*** RECORDS FOR THE EXERCISE Section Begins ***

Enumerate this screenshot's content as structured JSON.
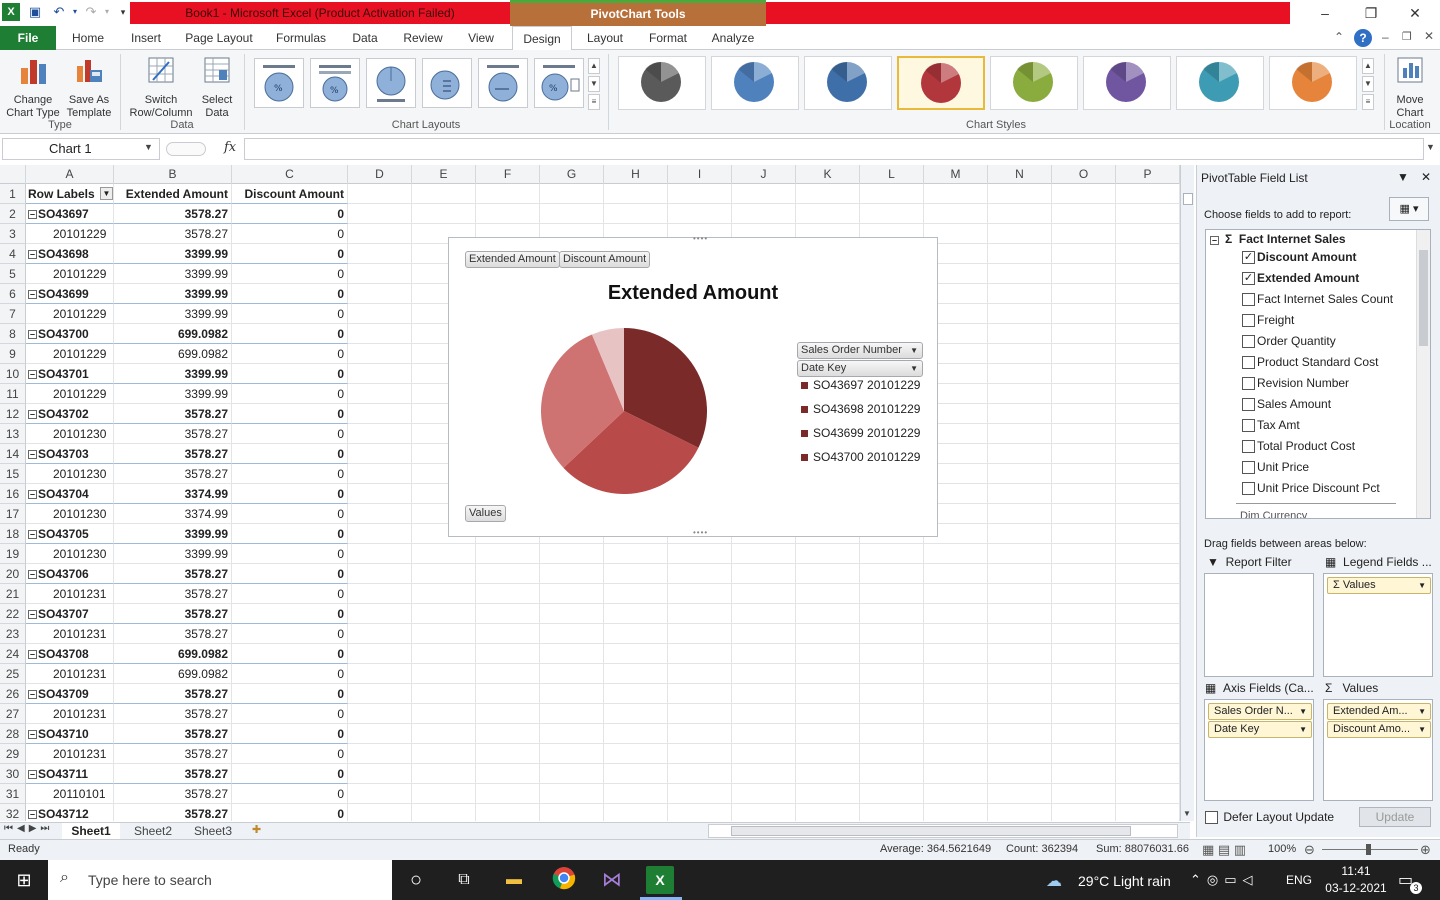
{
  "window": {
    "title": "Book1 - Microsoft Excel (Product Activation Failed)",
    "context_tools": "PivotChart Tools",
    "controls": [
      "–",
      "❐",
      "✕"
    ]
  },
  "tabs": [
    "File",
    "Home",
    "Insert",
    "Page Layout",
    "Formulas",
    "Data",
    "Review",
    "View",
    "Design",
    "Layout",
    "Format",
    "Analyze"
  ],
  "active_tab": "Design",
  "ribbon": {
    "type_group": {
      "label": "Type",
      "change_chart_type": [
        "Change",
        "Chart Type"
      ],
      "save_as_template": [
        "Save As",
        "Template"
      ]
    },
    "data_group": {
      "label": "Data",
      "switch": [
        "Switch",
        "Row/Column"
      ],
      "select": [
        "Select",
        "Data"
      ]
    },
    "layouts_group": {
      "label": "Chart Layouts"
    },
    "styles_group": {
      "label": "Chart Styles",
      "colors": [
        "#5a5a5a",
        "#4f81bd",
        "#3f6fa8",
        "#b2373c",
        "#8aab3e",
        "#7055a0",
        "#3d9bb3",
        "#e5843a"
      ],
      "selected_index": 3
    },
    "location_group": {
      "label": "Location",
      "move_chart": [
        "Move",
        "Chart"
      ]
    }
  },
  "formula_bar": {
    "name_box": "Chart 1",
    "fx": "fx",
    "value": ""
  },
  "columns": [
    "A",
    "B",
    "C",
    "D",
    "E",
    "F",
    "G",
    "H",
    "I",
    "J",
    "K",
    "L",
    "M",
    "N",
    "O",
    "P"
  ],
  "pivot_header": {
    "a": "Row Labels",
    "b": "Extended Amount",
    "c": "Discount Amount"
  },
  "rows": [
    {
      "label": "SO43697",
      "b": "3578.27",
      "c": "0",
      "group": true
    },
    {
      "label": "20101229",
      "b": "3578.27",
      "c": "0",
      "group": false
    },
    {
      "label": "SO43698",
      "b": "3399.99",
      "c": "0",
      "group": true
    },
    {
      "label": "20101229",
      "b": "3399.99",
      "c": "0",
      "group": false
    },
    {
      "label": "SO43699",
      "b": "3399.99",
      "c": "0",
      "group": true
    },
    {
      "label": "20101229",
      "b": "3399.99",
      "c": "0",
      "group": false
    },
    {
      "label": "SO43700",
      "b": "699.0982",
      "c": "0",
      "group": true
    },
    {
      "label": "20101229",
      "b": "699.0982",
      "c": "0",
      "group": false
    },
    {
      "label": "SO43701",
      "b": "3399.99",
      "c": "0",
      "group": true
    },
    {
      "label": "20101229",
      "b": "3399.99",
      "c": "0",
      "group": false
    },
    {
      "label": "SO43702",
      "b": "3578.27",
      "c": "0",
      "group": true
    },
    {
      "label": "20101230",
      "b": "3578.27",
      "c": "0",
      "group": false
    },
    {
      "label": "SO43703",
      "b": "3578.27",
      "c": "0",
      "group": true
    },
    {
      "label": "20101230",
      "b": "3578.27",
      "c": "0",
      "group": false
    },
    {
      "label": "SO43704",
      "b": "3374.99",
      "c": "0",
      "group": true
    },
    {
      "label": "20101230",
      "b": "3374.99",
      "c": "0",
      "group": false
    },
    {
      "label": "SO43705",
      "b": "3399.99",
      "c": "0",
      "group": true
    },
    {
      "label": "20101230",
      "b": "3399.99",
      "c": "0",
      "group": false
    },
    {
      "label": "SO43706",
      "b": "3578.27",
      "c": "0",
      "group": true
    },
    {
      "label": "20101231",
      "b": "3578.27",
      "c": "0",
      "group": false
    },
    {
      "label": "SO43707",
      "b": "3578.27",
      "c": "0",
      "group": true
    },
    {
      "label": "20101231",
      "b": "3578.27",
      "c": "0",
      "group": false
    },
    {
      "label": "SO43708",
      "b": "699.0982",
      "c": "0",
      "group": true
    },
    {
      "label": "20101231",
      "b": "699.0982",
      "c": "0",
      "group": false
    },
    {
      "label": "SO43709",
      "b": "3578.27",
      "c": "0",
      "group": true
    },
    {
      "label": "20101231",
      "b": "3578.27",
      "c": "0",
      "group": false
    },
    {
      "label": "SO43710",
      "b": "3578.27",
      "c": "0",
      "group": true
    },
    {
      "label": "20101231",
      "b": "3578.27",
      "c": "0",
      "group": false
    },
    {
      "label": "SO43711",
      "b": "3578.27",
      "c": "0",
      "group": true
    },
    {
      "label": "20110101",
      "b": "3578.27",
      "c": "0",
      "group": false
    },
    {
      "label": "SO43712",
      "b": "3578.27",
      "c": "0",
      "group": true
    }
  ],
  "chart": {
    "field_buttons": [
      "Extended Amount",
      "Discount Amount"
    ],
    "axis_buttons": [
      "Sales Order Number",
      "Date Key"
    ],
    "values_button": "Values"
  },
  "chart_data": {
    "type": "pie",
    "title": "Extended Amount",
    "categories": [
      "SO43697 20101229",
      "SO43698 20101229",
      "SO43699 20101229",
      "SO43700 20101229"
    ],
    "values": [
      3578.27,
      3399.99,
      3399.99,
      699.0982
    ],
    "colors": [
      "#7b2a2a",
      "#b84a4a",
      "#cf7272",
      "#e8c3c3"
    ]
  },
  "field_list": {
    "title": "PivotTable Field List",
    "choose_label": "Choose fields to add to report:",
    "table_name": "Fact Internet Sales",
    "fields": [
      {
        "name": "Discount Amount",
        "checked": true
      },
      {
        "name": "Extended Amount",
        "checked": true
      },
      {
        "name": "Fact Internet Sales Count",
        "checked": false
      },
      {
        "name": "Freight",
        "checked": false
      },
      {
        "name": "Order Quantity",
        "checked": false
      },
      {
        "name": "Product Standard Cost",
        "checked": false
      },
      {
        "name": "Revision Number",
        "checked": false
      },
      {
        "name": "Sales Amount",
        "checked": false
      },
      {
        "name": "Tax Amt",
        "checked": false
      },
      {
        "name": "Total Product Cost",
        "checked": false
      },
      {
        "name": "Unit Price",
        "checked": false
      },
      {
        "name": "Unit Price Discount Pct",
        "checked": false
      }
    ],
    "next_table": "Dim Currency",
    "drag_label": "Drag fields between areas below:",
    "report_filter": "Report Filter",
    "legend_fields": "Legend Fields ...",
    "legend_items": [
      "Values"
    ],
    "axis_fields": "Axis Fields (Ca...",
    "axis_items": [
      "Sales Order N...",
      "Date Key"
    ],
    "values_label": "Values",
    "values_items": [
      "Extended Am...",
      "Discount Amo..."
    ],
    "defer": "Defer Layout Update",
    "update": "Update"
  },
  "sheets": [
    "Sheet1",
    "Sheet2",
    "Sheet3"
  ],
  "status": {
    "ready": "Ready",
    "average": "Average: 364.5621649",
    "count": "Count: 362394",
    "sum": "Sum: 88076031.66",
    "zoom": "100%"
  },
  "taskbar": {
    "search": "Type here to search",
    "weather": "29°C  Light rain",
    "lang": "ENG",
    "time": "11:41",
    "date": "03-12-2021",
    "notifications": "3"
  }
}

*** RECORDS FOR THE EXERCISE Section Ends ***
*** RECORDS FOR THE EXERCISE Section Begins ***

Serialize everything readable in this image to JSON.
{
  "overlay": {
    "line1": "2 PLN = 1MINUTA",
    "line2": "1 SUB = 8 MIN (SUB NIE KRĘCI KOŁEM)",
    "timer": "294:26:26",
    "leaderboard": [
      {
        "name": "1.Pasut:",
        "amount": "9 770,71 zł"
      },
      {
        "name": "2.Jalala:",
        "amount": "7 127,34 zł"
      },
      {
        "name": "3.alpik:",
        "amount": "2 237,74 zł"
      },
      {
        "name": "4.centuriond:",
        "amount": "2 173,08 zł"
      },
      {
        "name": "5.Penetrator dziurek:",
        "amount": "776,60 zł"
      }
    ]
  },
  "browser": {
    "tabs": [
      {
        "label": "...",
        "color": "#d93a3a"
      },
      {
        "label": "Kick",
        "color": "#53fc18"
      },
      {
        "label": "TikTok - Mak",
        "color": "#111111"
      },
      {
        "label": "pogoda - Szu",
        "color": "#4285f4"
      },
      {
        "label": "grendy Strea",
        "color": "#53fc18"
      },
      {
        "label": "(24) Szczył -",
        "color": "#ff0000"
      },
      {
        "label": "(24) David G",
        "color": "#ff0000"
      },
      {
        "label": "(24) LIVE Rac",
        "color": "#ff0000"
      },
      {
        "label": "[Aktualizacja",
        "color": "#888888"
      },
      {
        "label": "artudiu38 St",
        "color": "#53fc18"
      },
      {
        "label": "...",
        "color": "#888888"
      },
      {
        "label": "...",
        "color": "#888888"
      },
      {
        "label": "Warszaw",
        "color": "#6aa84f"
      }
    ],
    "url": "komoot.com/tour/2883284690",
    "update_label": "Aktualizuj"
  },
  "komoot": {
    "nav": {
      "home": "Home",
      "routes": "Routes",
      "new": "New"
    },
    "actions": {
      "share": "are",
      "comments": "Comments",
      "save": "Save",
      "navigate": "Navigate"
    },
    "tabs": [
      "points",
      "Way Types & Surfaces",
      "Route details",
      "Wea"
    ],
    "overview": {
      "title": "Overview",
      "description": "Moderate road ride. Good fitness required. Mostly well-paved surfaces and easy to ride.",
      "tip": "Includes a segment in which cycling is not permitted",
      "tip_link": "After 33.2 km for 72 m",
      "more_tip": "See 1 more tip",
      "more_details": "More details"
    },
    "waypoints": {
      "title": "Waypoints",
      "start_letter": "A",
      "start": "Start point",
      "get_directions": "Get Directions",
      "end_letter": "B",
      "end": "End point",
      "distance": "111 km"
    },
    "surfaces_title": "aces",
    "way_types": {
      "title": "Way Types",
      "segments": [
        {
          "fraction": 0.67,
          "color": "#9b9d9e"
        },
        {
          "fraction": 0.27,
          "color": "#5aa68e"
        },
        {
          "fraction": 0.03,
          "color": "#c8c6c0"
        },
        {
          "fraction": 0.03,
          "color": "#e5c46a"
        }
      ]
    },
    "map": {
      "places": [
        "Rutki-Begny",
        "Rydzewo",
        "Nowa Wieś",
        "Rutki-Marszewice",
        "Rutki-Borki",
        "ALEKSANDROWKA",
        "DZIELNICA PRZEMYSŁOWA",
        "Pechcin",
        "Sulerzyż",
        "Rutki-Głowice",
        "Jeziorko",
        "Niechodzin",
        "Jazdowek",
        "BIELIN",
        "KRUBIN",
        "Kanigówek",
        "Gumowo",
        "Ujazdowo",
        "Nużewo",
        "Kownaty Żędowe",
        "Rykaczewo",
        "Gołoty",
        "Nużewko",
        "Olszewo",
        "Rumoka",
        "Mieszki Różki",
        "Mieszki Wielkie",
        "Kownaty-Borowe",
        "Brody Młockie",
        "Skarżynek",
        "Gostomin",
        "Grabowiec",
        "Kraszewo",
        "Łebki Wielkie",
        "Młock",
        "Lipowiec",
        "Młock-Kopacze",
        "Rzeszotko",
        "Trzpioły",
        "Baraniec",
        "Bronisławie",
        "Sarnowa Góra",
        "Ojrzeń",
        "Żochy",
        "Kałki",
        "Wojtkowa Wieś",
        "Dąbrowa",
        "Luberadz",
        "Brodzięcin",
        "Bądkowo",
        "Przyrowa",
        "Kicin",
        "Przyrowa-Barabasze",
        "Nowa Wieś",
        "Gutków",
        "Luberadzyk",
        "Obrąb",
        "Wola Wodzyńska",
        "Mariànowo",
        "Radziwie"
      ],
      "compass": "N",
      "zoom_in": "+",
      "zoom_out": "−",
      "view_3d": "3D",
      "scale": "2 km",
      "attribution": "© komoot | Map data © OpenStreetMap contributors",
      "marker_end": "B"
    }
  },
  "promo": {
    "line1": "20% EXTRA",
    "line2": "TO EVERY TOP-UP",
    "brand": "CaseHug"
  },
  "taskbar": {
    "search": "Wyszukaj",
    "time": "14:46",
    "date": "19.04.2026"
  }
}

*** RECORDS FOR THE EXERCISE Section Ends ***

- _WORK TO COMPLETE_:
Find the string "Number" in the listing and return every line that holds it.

- _RESPONSE BOX_:
      "Sales Order Number",
        "name": "Revision Number",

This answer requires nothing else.